== What you need to do ==
Skip the pictures, and retype the data below in full, exactly.

[Dataset rows for apps and sites]
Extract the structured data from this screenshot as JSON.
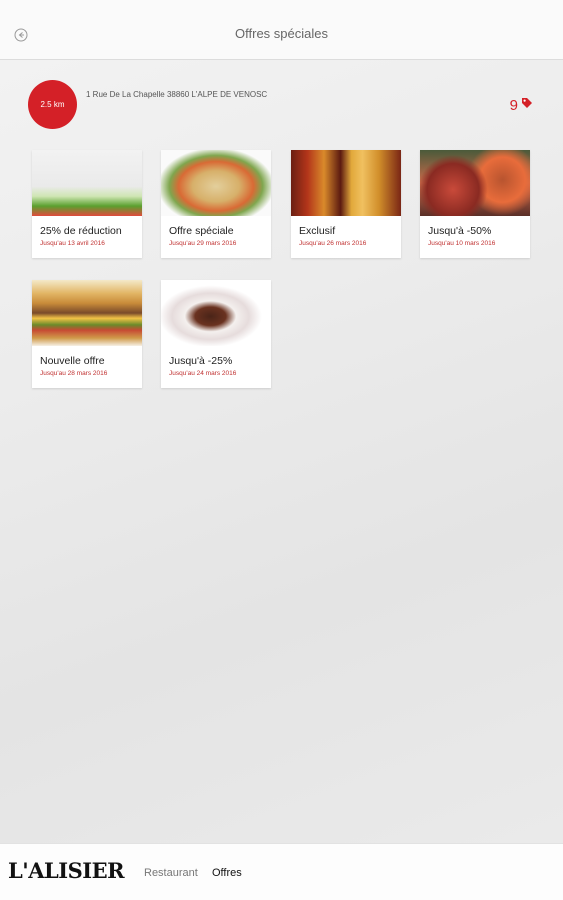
{
  "header": {
    "title": "Offres spéciales",
    "back_icon": "back-arrow-icon"
  },
  "restaurant": {
    "distance": "2.5 km",
    "address": "1 Rue De La Chapelle 38860 L'ALPE DE VENOSC",
    "offers_count": "9",
    "offers_icon": "tag-icon"
  },
  "offers": [
    {
      "title": "25% de réduction",
      "date": "Jusqu'au 13 avril 2016"
    },
    {
      "title": "Offre spéciale",
      "date": "Jusqu'au 29 mars 2016"
    },
    {
      "title": "Exclusif",
      "date": "Jusqu'au 26 mars 2016"
    },
    {
      "title": "Jusqu'à -50%",
      "date": "Jusqu'au 10 mars 2016"
    },
    {
      "title": "Nouvelle offre",
      "date": "Jusqu'au 28 mars 2016"
    },
    {
      "title": "Jusqu'à -25%",
      "date": "Jusqu'au 24 mars 2016"
    }
  ],
  "footer": {
    "brand": "L'ALISIER",
    "tabs": [
      {
        "label": "Restaurant",
        "active": false
      },
      {
        "label": "Offres",
        "active": true
      }
    ]
  },
  "colors": {
    "accent": "#d42027"
  }
}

== Exercise response ==
Extract the structured data from this screenshot as JSON.
{
  "header": {
    "title": "Offres spéciales",
    "back_icon": "back-arrow-icon"
  },
  "restaurant": {
    "distance": "2.5 km",
    "address": "1 Rue De La Chapelle 38860 L'ALPE DE VENOSC",
    "offers_count": "9",
    "offers_icon": "tag-icon"
  },
  "offers": [
    {
      "title": "25% de réduction",
      "date": "Jusqu'au 13 avril 2016"
    },
    {
      "title": "Offre spéciale",
      "date": "Jusqu'au 29 mars 2016"
    },
    {
      "title": "Exclusif",
      "date": "Jusqu'au 26 mars 2016"
    },
    {
      "title": "Jusqu'à -50%",
      "date": "Jusqu'au 10 mars 2016"
    },
    {
      "title": "Nouvelle offre",
      "date": "Jusqu'au 28 mars 2016"
    },
    {
      "title": "Jusqu'à -25%",
      "date": "Jusqu'au 24 mars 2016"
    }
  ],
  "footer": {
    "brand": "L'ALISIER",
    "tabs": [
      {
        "label": "Restaurant",
        "active": false
      },
      {
        "label": "Offres",
        "active": true
      }
    ]
  },
  "colors": {
    "accent": "#d42027"
  }
}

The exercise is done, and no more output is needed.